Return all the lines below in which the string "Drive" appears.

──────── Records supplied

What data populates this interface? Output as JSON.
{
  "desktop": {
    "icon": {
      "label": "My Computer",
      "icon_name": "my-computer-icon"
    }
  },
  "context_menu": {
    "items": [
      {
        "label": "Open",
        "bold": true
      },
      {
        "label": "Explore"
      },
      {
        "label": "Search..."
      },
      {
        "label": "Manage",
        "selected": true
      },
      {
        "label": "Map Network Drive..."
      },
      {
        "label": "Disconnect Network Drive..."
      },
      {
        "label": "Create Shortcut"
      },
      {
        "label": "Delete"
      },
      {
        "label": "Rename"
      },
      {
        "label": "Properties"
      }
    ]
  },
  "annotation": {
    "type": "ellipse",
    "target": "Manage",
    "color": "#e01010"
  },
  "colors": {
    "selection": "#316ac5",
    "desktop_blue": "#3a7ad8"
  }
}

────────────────
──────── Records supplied

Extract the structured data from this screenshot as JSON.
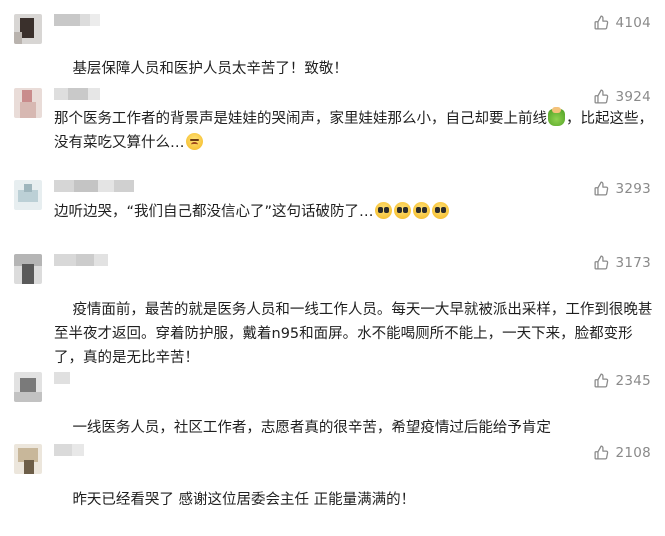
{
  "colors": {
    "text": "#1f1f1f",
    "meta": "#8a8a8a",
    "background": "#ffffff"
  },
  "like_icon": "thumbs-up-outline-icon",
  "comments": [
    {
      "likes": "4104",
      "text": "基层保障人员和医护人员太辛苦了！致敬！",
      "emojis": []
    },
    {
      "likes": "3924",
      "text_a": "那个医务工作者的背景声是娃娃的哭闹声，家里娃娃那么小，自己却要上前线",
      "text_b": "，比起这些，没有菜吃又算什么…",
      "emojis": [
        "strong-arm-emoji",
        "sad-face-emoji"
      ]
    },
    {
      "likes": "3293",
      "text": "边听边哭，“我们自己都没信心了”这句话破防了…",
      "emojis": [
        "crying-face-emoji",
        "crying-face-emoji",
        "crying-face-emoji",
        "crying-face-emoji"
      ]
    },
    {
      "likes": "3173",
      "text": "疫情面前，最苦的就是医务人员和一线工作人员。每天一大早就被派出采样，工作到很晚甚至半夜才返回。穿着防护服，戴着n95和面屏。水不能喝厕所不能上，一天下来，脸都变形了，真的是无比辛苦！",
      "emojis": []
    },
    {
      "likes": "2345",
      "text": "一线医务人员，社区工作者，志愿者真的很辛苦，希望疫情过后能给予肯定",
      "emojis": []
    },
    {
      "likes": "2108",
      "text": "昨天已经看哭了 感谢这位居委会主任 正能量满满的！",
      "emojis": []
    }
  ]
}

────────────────

*Answer for the task*.
        "label": "Map Network Drive..."
        "label": "Disconnect Network Drive..."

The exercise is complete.